The Sermon on the Fall of Rome

The mysterious disappearance of Hayet, the manageress of the village bar, presents a conundrum for its owner, who cannot face a return to the days of late nights, lewd customers and greasy dishwater.

A succession of would-be hosts and hostesses descend, with disastrous results, before Matthieu and Libero, childhood friends disillusioned with their philosophical studies, return to take up the reins. Initially they are successful, but as lustful, avaricious reality rudely intrudes on their idyll, they too are forced to concede, their senses befuddled by easy women and plentiful liquor, that all empires must inevitably crumble.

Meanwhile, Matthieu’s grandfather Marcel, who funded their enterprise, perhaps out of spite, still lingers on the island, his memories of the collapse of France’s colonial empire still as fresh and bitter as the cancerous ulcers that must one day claim his life.

By turns wise, comic, dramatic, tragic and absurd, Ferrari’s Goncourt-winning masterpiece reads like a Corsican One Hundred Years of Solitude, covering a century of intimate history with a dazzling, skewering precision even Flaubert would be proud to applaud.

Genre: Fiction & Related Items / Fiction: Special Features / Fiction In Translation

On Sale: 4th September 2014

Price: £9.99

ISBN-13: 9781782068389

Reviews

'Extraordinarily compelling' Daily Mail.
Daily Mail
Astute, cunning, brilliant . . . Prepare for wonders . . . Blackly playful and serious, this is an earthy, philosophical tract drawing on history and human experience; the tiny hopes, the immense failures and, above all, the ambivalence.
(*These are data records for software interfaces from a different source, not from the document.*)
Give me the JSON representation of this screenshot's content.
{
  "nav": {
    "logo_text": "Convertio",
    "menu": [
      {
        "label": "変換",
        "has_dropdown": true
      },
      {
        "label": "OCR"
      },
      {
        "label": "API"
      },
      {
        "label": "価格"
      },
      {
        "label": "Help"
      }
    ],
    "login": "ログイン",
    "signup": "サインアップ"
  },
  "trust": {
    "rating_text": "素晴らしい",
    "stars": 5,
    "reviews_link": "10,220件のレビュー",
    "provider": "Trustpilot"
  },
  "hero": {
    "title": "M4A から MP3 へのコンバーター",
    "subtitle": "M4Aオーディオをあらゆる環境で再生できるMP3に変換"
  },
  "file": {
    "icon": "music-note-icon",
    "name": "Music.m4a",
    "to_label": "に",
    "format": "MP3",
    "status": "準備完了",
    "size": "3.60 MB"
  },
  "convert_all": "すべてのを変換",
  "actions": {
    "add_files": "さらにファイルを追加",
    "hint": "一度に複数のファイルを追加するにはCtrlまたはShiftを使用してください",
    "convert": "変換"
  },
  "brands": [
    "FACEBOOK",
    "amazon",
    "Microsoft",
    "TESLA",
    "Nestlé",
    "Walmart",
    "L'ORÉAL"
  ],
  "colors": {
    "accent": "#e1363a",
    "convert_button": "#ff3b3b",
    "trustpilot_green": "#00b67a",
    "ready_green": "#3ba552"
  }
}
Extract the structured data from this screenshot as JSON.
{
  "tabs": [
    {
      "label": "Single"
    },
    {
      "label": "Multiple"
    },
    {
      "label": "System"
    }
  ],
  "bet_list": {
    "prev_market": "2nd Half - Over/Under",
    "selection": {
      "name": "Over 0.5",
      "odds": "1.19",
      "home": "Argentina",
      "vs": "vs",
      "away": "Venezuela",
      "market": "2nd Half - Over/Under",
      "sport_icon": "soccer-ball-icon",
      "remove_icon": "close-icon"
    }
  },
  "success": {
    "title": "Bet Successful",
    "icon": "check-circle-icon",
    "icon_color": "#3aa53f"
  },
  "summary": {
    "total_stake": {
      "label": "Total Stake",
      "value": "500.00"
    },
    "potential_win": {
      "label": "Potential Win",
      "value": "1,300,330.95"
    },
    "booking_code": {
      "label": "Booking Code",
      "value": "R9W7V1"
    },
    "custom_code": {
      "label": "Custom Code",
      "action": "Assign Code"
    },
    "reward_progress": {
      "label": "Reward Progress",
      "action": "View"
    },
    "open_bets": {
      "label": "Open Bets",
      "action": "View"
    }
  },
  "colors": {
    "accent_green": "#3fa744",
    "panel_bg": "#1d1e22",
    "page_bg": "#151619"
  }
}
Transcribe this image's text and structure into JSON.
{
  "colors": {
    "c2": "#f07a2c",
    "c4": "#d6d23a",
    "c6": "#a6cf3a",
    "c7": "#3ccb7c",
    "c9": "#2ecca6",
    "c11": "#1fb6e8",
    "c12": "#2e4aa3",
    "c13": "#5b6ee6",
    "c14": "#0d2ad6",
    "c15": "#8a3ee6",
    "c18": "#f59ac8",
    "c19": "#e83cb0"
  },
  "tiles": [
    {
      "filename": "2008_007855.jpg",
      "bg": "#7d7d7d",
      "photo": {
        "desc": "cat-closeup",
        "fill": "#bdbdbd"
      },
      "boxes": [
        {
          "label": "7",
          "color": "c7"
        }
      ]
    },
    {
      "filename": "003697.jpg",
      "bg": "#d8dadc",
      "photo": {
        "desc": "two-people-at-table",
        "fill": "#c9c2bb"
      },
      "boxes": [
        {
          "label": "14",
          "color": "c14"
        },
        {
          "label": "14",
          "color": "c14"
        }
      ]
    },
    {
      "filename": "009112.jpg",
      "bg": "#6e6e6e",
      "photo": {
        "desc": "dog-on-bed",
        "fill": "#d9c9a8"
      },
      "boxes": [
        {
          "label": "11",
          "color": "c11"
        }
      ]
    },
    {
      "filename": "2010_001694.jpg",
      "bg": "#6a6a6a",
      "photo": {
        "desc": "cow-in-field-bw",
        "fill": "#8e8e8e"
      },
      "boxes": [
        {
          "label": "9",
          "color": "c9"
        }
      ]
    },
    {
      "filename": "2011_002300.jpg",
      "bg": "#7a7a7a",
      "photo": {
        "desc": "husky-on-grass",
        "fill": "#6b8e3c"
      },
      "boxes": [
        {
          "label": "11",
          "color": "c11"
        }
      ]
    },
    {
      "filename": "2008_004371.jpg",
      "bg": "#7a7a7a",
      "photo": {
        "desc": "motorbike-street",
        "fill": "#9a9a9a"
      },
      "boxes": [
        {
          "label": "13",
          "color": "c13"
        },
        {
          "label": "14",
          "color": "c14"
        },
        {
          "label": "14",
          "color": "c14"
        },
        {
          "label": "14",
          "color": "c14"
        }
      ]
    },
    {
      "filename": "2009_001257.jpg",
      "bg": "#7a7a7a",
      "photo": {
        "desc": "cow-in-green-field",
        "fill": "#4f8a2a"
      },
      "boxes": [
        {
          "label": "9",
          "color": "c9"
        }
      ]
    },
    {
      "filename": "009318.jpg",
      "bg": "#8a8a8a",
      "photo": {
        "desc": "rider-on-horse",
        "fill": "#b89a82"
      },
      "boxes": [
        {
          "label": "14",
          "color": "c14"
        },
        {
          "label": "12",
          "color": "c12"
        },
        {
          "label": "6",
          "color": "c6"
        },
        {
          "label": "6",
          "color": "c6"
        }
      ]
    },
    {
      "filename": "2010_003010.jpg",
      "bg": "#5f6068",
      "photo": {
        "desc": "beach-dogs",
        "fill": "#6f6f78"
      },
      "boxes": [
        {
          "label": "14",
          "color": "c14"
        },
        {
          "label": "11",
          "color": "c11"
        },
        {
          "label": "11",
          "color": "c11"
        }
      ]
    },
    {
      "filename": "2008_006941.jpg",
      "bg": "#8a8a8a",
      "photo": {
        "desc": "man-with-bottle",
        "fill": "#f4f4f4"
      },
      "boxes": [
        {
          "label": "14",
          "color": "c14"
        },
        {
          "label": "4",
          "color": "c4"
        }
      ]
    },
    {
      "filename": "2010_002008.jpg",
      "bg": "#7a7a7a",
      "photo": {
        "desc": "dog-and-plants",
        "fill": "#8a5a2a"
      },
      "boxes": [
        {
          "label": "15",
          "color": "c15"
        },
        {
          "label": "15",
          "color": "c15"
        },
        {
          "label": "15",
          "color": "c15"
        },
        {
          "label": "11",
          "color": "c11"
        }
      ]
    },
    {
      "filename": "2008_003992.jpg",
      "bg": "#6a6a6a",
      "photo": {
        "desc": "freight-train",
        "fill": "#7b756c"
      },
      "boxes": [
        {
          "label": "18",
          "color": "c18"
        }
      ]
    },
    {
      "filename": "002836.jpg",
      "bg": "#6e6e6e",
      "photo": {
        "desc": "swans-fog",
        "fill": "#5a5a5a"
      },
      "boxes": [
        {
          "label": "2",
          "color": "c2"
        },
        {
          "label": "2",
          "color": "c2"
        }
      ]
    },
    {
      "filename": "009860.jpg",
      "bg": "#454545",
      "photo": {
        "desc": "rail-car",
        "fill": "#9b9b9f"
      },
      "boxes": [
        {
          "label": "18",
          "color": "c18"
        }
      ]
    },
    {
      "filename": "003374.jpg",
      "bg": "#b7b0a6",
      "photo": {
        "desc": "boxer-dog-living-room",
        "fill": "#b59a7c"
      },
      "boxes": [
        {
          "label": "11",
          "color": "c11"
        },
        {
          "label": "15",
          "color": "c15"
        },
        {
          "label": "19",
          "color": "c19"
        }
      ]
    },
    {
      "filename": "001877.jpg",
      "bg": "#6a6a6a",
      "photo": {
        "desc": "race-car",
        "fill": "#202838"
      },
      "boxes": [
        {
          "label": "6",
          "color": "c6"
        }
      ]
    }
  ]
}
Ferrari pursues his story with the delicacy and skill of a musician reaching the final note
Irish Times
A novelist whose concern with how we should live and what we can believe puts him in the tradition of Jean-Paul Sartre and Albert Camus
Scotsman
Ferrari writes with power and perceptive humour
Tablet
Focusing on Corsica, but taking in Paris, Algeria and French colonies in Africa, its portrayal of the many accommodations we make with "circumstance" is both humorous and poignant
Guardian
More admirable even than his previous works . . . The best novel of the year
Raphaëlle Leyris